Reflecting on 49 years teaching and counting: A conversation with Dr. Penny Ferguson

Dr. Penny Ferguson has been teaching students English for 49 years, with all but her first year at Maryville High School. She’s been honored with many awards along the way, and she’s collected even more wisdom. Leigh Cooksey, deputy director of educator engagement, sat down with Dr. Ferguson to learn more about her remarkable career and her passion for her continued work in education.

Why did you want to become a teacher?

From the minute I started school, teachers were my heroes. I do not remember a time in my life when I didn’t want to be a teacher. I was the student who was always helping other students with their homework. Everyone else thought I should be a teacher too. I knew from the start that this was my passion; this is what I wanted to do with my life.

Why did you choose to teach high school English?

I had an inspirational high school English teacher, Herma Cate. She was the teacher who prepared students so effectively for the rigors of post-secondary education. I thought, “That’s what I want to do! As an English teacher, l could have more direct impact on the lives of America’s youth than just about any other chosen field in the world.” Now I teach eleventh grade English just like she did.

What do you love about Maryville High School?

I love the kids—they inspire me to keep learning; I love the legacy of excellence that Maryville is known for; I love the community—if you host an event, they show up to support and help you. I also love the fact that over 40 of my former students now serve in the Maryville City School System. They are my legacy, and sharing in their growth and accomplishments is the greatest tribute that I could ever receive.

What wisdom do you try to pass on to your students?

Empathy and an open-mind are necessities for today’s global citizenry. Approach everything you do in life with passion. Be a lifelong learner. Plan, prepare, and network for success. Be kind. Laugh every day!

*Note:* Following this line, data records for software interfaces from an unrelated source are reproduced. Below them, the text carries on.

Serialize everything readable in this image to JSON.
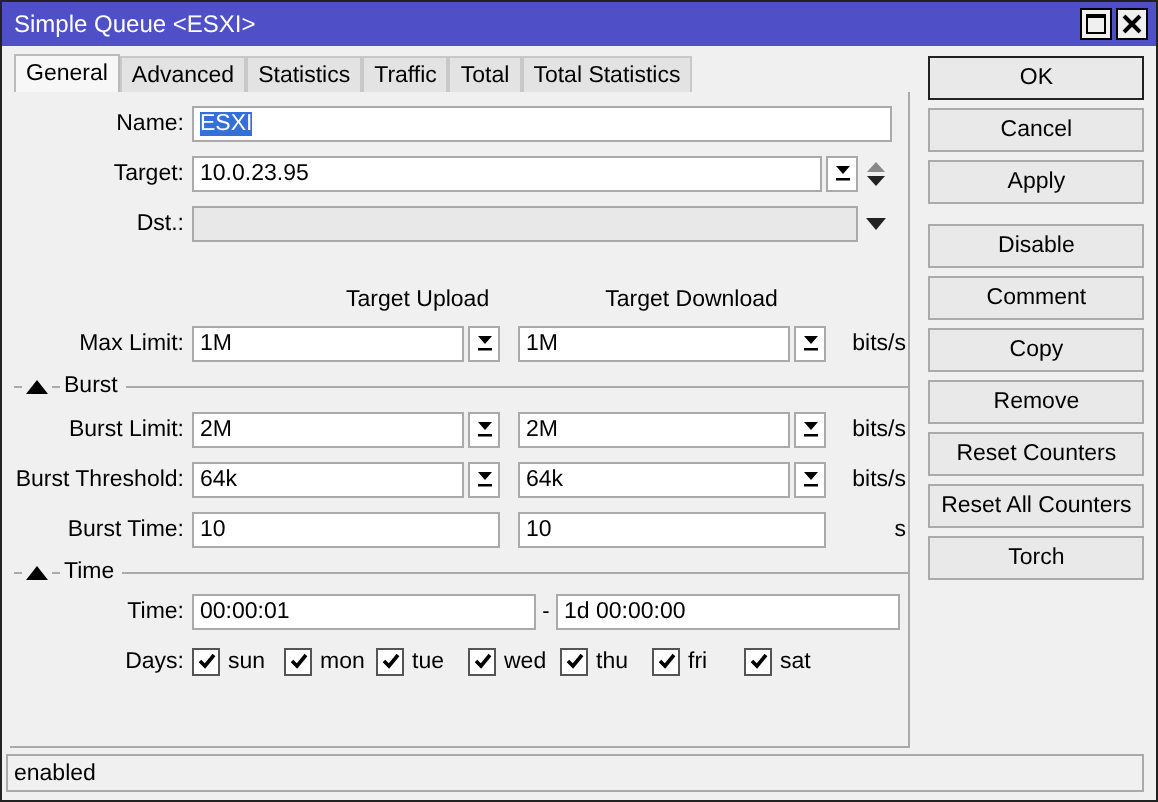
{
  "window": {
    "title": "Simple Queue <ESXI>"
  },
  "tabs": [
    {
      "label": "General",
      "selected": true
    },
    {
      "label": "Advanced",
      "selected": false
    },
    {
      "label": "Statistics",
      "selected": false
    },
    {
      "label": "Traffic",
      "selected": false
    },
    {
      "label": "Total",
      "selected": false
    },
    {
      "label": "Total Statistics",
      "selected": false
    }
  ],
  "name": {
    "label": "Name:",
    "value": "ESXI",
    "text_selected": true
  },
  "target": {
    "label": "Target:",
    "value": "10.0.23.95"
  },
  "dst": {
    "label": "Dst.:",
    "disabled": true
  },
  "limit_columns": [
    "Target Upload",
    "Target Download"
  ],
  "max_limit": {
    "label": "Max Limit:",
    "upload": "1M",
    "download": "1M",
    "unit": "bits/s",
    "kind": "dropdown"
  },
  "burst": {
    "title": "Burst",
    "expanded": true,
    "rows": [
      {
        "label": "Burst Limit:",
        "upload": "2M",
        "download": "2M",
        "unit": "bits/s",
        "kind": "dropdown"
      },
      {
        "label": "Burst Threshold:",
        "upload": "64k",
        "download": "64k",
        "unit": "bits/s",
        "kind": "dropdown"
      },
      {
        "label": "Burst Time:",
        "upload": "10",
        "download": "10",
        "unit": "s",
        "kind": "plain"
      }
    ]
  },
  "time": {
    "title": "Time",
    "expanded": true,
    "label": "Time:",
    "from": "00:00:01",
    "separator": "-",
    "to": "1d 00:00:00",
    "days_label": "Days:",
    "days": [
      {
        "label": "sun",
        "checked": true
      },
      {
        "label": "mon",
        "checked": true
      },
      {
        "label": "tue",
        "checked": true
      },
      {
        "label": "wed",
        "checked": true
      },
      {
        "label": "thu",
        "checked": true
      },
      {
        "label": "fri",
        "checked": true
      },
      {
        "label": "sat",
        "checked": true
      }
    ]
  },
  "buttons": [
    {
      "label": "OK",
      "default": true
    },
    {
      "label": "Cancel",
      "default": false
    },
    {
      "label": "Apply",
      "default": false
    },
    {
      "label": "Disable",
      "default": false
    },
    {
      "label": "Comment",
      "default": false
    },
    {
      "label": "Copy",
      "default": false
    },
    {
      "label": "Remove",
      "default": false
    },
    {
      "label": "Reset Counters",
      "default": false
    },
    {
      "label": "Reset All Counters",
      "default": false
    },
    {
      "label": "Torch",
      "default": false
    }
  ],
  "status_bar": "enabled"
}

What kind of change have you seen over the years?

So many people are afraid of change, and I am not. Whatever new initiative has come along, I’ve volunteered as an early adopter—every single thing. When computers were first introduced into the Maryville school system, teachers in my department were reluctant to take the 5 classroom stations. I said, “I’ll take them,” and soon my students were using them for everything. I told my principal, “don’t ever discount me because of my age or my point in my career.” I hope to be a role model as a lifelong learner.

What keeps you pursuing new challenges?

I am a staunch believer in being a lifelong learner. I try to emulate Michelangelo, who at age 87 said, “I am still learning.” That is why I have pursued my education so relentlessly, and even after 49 years of teaching, I continue to stretch my mind and pursue new teaching strategies to use in the classroom. My summers consist of 3 to 5 workshops or professional development opportunities that renew my passion for learning.

You’ve worked with many different leaders, and you’re a leader yourself. What do you think are the most important leadership qualities?

I’ve learned along the way that you have to listen to people. I used to say, “All right, this is what we need to do.”  Now, I always end my suggestions with “What do you think?” As a leader, you have to include people in the conversation. You also have to be a good role model. How can you ask people to follow you unless you have spent time in the trenches?  Taking the time to reflect on your teaching, your meetings, your projects, and your actions is the key to success. Decide what went well and what could be improved for the future, and get feedback from others whenever possible.

What do you say to people who ask you why you haven’t retired?

I say, “As long as I have my mind, my body, and my passion for teaching, I want to keep teaching. I believe that I still have the energy, the enthusiasm, and the vision to affect the success of public schools. Teaching is not merely a vocation for me, but a way of life.”

You’ve won countless awards and recognition for your work as an educator. Which ones are most meaningful to you?

Two awards have forever touched my life—The Disney American Teacher Award and The National Teachers Hall of Fame. These are so special because of the people involved. I love that part of it—it’s less about the award you received and more about the people you met. I still network with the other recipients—they are my extended family.

What would you say to someone considering a career in teaching?

Number one: You have to love kids. Number two: You have to be willing to change and adapt with the times. You cannot stay hung up in the past. Number three: You have to be willing to collaborate and work with other people. My best teaching has been team teaching with a U.S. History teacher (Mark White) for the past 20 years. I think teaching is the best job in the world. You’re going to touch so many lives, and your life is going to be touched in many ways. You have the opportunity to shape the world.